SigningWill

As estate planning attorneys here in Florida, we talk a lot about planning for assets, but what happens when those assets are song lyrics and recordings? These types of assets (i.e. intellectual property items—copyright, name/likeness, trademark, etc.) are incredibly important, and present an entirely different type of challenge than physical property (like jewelry or the family home, for example).

Copyrights

When it comes to music recordings, there are two types of copyrights involved: The recorded song and the underlying composition/songwriting. These are protected under copyright law and preserved for 70 years after death. After this, the music enters the public domain, which means that anyone can record the song without penalty.

Addressing Royalties

In addition, these assets can continue to generate funds well after a musician has passed, which means that an estate plan needs to address who administers these royalties and benefits from them.

Publishing Rights & Songwriting Credits

A number of bands and other musical groups may also want to plan for things like publishing rights to trademark and songwriting credits assigning the appropriate credit for music to each member of the group.

Holographic Tours

Holographic tours are growing in popularity each day and may serve as an option for a musician who wants to creatively go about protecting their name and likeness. It can also help with copyright and trademark rights, as well as generating income for heirs.

Personality Rights

Musicians can also plan for how they want their image to be preserved after their death via what are known as “personality rights,” which cover commercial use of identity and rights of publicity. Florida, for example, provides this protection via both a common law and statutory right.

The Case of Aretha Franklin

Superstars like Aretha Franklin highlight just how important it is for musicians and other artists to do the right estate planning: When she passed, she reportedly did not have a will, and reports indicate that three different handwritten wills were found in her home and submitted as part of the probate process to see if any have legal standing. There is no question that this could cost her heirs a tremendous amount of money; not to mention time and potential fighting in the family as well. Ultimately, it also entirely possible that whatever the court decides will not necessarily be in keeping with what she envisioned, unfortunately.

Contact Our Florida Estate Planning Attorneys for Artists to Find Out More

When it comes to particular and specific estate planning, you want to make sure you work with the right law firm in ensuring that your name, likeness, and other important aspects of your work fall into the right hands in an effort to protect your legacy and ensure that it is kept going and survives you as you see fit. When it comes to these creative assets, we can help: Our Sarasota wills & probate attorneys have crafted a number of successful estate plans for many artists here in Florida.

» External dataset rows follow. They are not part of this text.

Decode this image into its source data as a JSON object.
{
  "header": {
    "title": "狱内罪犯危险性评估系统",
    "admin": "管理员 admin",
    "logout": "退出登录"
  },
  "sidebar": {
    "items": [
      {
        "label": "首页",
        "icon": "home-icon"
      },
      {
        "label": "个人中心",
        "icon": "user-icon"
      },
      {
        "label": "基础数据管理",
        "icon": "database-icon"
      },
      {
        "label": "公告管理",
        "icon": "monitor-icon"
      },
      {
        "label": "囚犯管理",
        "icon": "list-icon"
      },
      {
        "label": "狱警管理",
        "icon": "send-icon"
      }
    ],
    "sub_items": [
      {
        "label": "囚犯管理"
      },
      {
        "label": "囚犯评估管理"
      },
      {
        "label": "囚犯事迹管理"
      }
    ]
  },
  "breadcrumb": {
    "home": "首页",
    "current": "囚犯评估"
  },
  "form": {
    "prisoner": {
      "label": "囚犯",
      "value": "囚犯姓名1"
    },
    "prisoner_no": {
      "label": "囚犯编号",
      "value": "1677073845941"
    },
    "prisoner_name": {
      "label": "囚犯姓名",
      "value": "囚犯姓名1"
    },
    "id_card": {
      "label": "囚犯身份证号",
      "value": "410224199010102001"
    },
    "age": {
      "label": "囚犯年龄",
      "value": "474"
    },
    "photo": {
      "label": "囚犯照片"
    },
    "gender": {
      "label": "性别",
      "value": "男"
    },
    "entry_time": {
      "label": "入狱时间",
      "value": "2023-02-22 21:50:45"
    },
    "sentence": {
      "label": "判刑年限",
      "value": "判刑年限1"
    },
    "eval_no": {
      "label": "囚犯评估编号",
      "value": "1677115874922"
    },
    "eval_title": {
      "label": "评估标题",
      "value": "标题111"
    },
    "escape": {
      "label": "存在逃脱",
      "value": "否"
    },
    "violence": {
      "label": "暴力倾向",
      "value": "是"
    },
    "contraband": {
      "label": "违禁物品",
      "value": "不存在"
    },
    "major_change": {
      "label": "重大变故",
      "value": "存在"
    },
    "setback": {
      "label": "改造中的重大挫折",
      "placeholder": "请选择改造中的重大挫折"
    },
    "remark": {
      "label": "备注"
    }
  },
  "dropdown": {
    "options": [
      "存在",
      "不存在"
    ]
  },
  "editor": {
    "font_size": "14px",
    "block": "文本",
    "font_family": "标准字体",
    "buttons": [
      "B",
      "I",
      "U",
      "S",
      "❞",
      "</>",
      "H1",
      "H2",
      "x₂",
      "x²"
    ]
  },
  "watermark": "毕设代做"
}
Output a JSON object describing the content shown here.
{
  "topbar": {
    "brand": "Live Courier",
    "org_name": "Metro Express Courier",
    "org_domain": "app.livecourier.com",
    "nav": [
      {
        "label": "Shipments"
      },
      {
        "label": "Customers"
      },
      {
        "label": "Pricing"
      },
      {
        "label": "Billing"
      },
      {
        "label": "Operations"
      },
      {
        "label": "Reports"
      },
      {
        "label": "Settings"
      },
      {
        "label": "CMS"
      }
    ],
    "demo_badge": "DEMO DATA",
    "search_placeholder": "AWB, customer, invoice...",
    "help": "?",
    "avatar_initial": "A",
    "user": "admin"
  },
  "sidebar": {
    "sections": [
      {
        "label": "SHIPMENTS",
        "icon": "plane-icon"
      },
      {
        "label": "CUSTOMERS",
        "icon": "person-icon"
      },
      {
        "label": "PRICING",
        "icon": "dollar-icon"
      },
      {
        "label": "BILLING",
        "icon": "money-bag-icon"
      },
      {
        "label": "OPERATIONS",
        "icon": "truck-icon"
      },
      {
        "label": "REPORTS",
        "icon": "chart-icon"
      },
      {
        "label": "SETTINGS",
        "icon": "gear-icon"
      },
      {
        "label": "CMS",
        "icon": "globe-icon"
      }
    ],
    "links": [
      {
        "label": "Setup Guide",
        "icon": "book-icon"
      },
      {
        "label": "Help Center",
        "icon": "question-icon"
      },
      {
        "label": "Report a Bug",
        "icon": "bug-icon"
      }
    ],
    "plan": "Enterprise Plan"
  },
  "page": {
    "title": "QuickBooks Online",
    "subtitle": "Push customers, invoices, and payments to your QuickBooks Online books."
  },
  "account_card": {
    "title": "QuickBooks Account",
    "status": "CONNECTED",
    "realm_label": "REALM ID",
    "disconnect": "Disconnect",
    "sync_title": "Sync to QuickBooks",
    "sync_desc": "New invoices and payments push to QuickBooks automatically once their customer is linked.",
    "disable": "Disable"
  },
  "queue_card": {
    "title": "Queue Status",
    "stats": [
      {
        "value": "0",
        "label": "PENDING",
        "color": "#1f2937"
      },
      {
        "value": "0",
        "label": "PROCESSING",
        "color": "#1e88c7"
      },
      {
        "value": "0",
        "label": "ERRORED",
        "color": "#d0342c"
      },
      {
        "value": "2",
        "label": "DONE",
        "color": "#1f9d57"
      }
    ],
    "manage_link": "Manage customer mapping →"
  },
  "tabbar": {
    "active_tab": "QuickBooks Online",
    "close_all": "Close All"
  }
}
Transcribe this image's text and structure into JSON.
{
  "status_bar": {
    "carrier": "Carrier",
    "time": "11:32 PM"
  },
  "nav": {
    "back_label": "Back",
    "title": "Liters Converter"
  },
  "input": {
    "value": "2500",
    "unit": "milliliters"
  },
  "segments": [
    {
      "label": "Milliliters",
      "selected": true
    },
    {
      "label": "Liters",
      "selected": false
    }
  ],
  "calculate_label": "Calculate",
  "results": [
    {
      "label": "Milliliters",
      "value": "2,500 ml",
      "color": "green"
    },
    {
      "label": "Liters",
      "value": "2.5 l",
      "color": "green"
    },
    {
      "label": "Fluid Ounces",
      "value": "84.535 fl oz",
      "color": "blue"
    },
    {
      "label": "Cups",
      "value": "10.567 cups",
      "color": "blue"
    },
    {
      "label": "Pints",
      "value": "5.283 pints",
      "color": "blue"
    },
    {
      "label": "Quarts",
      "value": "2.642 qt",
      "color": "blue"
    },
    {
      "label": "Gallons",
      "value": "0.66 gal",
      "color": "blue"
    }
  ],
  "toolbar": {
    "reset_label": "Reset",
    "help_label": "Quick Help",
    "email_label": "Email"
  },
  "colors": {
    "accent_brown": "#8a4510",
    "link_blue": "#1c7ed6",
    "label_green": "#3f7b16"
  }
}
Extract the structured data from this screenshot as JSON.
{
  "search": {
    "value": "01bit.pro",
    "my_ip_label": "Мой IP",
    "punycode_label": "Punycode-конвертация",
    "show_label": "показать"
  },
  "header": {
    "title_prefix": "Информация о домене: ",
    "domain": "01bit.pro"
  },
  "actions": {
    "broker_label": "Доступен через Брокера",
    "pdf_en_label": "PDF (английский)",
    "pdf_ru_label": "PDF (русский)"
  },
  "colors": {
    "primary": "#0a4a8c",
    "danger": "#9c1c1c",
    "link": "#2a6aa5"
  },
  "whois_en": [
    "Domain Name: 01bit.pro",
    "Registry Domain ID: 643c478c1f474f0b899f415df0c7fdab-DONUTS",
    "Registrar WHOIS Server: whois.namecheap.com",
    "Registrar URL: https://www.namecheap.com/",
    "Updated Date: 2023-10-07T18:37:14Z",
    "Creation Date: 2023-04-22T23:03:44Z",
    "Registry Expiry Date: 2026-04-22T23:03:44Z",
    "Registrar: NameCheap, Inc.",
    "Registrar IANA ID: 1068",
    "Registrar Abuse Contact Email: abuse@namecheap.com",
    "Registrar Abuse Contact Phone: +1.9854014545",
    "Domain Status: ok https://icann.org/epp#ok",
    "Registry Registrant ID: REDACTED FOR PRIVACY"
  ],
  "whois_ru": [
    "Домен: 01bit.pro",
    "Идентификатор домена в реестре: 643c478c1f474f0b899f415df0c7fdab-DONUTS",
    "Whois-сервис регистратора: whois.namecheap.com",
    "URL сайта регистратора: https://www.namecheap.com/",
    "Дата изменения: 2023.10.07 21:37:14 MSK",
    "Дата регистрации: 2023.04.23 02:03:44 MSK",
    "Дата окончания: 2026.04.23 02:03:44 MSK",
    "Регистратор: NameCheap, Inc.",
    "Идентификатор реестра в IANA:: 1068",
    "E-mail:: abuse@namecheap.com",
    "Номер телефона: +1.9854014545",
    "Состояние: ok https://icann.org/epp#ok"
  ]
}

Contact us at Moran, Sanchy & Associates today to find out more.

Resources:

growlermag.com/in-my-time-of-dying-musicians-must-prepare-estate-plans-for-their-musical-works/

foxbusiness.com/personal-finance/aretha-franklin-handwritten-will-estate-planning-mistakes

https://www.moransanchylaw.com/estate-planning-for-land-heirs-property-loopholes/